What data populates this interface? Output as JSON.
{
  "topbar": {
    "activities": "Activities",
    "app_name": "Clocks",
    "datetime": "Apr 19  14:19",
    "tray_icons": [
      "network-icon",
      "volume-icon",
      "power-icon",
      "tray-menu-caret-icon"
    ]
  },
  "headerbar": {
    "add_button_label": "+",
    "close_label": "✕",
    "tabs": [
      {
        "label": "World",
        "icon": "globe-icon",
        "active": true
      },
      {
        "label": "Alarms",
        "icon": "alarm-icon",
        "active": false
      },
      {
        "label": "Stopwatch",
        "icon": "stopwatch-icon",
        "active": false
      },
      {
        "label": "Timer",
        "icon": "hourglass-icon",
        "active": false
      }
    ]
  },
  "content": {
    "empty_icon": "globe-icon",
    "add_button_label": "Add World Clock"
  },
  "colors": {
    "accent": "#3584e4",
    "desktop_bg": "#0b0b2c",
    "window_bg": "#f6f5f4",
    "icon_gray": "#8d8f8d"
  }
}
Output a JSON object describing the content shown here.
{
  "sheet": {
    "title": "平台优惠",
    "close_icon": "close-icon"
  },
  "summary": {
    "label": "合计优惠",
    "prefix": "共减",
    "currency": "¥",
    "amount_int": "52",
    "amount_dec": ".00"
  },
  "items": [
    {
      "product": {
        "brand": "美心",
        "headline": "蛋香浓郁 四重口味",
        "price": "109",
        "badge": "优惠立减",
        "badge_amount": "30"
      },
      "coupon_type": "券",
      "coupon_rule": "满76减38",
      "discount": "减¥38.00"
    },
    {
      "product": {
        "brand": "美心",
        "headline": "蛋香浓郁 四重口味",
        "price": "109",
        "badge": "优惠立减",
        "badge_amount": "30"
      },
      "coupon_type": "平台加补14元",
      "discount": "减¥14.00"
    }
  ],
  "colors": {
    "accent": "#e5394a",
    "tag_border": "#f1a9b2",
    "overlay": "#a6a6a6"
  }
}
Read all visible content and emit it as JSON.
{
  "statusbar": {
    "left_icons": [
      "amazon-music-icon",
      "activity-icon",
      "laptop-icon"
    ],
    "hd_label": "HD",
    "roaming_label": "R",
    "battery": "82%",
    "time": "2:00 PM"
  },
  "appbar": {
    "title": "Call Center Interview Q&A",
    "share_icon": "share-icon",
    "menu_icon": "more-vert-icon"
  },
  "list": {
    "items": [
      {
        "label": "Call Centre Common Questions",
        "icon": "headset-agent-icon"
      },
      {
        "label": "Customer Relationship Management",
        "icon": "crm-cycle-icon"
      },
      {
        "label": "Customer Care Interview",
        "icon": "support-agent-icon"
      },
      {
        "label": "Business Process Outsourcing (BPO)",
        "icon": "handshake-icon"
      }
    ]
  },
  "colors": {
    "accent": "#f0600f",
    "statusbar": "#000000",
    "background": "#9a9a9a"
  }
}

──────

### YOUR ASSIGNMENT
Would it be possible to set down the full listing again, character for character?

### YOUR RESPONSE
What data populates this interface? Output as JSON.
{
  "topbar": {
    "activities": "Activities",
    "app_name": "Clocks",
    "datetime": "Apr 19  14:19",
    "tray_icons": [
      "network-icon",
      "volume-icon",
      "power-icon",
      "tray-menu-caret-icon"
    ]
  },
  "headerbar": {
    "add_button_label": "+",
    "close_label": "✕",
    "tabs": [
      {
        "label": "World",
        "icon": "globe-icon",
        "active": true
      },
      {
        "label": "Alarms",
        "icon": "alarm-icon",
        "active": false
      },
      {
        "label": "Stopwatch",
        "icon": "stopwatch-icon",
        "active": false
      },
      {
        "label": "Timer",
        "icon": "hourglass-icon",
        "active": false
      }
    ]
  },
  "content": {
    "empty_icon": "globe-icon",
    "add_button_label": "Add World Clock"
  },
  "colors": {
    "accent": "#3584e4",
    "desktop_bg": "#0b0b2c",
    "window_bg": "#f6f5f4",
    "icon_gray": "#8d8f8d"
  }
}
Output a JSON object describing the content shown here.
{
  "sheet": {
    "title": "平台优惠",
    "close_icon": "close-icon"
  },
  "summary": {
    "label": "合计优惠",
    "prefix": "共减",
    "currency": "¥",
    "amount_int": "52",
    "amount_dec": ".00"
  },
  "items": [
    {
      "product": {
        "brand": "美心",
        "headline": "蛋香浓郁 四重口味",
        "price": "109",
        "badge": "优惠立减",
        "badge_amount": "30"
      },
      "coupon_type": "券",
      "coupon_rule": "满76减38",
      "discount": "减¥38.00"
    },
    {
      "product": {
        "brand": "美心",
        "headline": "蛋香浓郁 四重口味",
        "price": "109",
        "badge": "优惠立减",
        "badge_amount": "30"
      },
      "coupon_type": "平台加补14元",
      "discount": "减¥14.00"
    }
  ],
  "colors": {
    "accent": "#e5394a",
    "tag_border": "#f1a9b2",
    "overlay": "#a6a6a6"
  }
}
Read all visible content and emit it as JSON.
{
  "statusbar": {
    "left_icons": [
      "amazon-music-icon",
      "activity-icon",
      "laptop-icon"
    ],
    "hd_label": "HD",
    "roaming_label": "R",
    "battery": "82%",
    "time": "2:00 PM"
  },
  "appbar": {
    "title": "Call Center Interview Q&A",
    "share_icon": "share-icon",
    "menu_icon": "more-vert-icon"
  },
  "list": {
    "items": [
      {
        "label": "Call Centre Common Questions",
        "icon": "headset-agent-icon"
      },
      {
        "label": "Customer Relationship Management",
        "icon": "crm-cycle-icon"
      },
      {
        "label": "Customer Care Interview",
        "icon": "support-agent-icon"
      },
      {
        "label": "Business Process Outsourcing (BPO)",
        "icon": "handshake-icon"
      }
    ]
  },
  "colors": {
    "accent": "#f0600f",
    "statusbar": "#000000",
    "background": "#9a9a9a"
  }
}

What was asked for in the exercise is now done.